Six-Gun Snow White by Catherynne M. Valente (Subterranean Press)
Trigger alert for this novella. It contains graphic descriptions of abuse, and what life feels like when you're badly abused.
Some spoilery thoughts behind the link:
"Six-Gun Snow White" is the Snow White faerie tale set in the Wild West. Snow White is "half Crow, half son-of-a-bitch" (aka half white rich narcissistic mining baron, which is the closest thing to royalty in this time and place). She endures a neglectful father, an extremely abusive step-mother, and a wider world which is largely hostile to the very essence of who she is. After much torment, she finally finds a happy ending of her own making.
I enjoyed the way Valente gave a spin to every aspect of the Snow White story. Everything. Every element of the Snow White story is completely changed up - so in spite of some of the names being the same, and some of the themes being the same, it feels like an original story. I also enjoyed the bits of Native (presumably Crow? I haven't checked) mythology mixed in with the European myth.

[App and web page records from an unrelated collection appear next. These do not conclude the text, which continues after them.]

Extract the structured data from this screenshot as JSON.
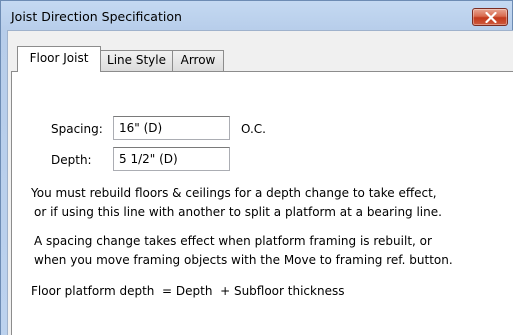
{
  "window": {
    "title": "Joist Direction Specification"
  },
  "tabs": [
    {
      "label": "Floor Joist",
      "active": true
    },
    {
      "label": "Line Style",
      "active": false
    },
    {
      "label": "Arrow",
      "active": false
    }
  ],
  "form": {
    "spacing_label": "Spacing:",
    "spacing_value": "16\" (D)",
    "spacing_suffix": "O.C.",
    "depth_label": "Depth:",
    "depth_value": "5 1/2\" (D)"
  },
  "notes": {
    "rebuild_line1": "You must rebuild floors & ceilings for a depth change to take effect,",
    "rebuild_line2": "or if using this line with another to split a platform at a bearing line.",
    "spacing_line1": "A spacing change takes effect when platform framing is rebuilt, or",
    "spacing_line2": "when you move framing objects with the Move to framing ref. button.",
    "formula": "Floor platform depth  = Depth  + Subfloor thickness"
  },
  "colors": {
    "titlebar": "#bcd2ee",
    "close_button": "#c7432a",
    "panel_background": "#ffffff"
  }
}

I'm not finding Evil Stepmother stories as magical as I once did. This stepmother - wow. She is extreme. Horrible, vicious abuse, both emotional and physical. Not only is she on a mission to make Snow White feel like a non-person by subjecting her to the same abuse she experienced growing up, but she then needs to harvest Snow White's heart to enable her own child to live.
Snow White felt like a very real person who endured so much pain and torture, she completely lost her will to live. She healed during her 100-year sleep and got her happy ending in a new world, far away from the people who had hurt her so badly. I am especially fond of the happy ending Valente chose for Snow White.
Overall, I found this story intense and much darker than I like, but very compelling. Once I got into the story, I couldn't put it down. It was a very disturbing story, on many levels. In the end, it's a story of hope and survival with a happy ending in which Snow White is able to become her own best self. Even with the "up" at the end, I was still left feeling very, very sad. So many people in the real world experience and survive these kinds of abuse (and worse), and it's very important that their stories be part of our landscape of "This is what it means to be us."
It is very hard, emotionally, to read. And quite a good, well-told story.
Up or down ballot (note for myself): UP, with slight reservations.
ETA: This story also hits on similar ethnic cleansing issues to Aliette de Bodard's "The Waiting Stars." It's an important story.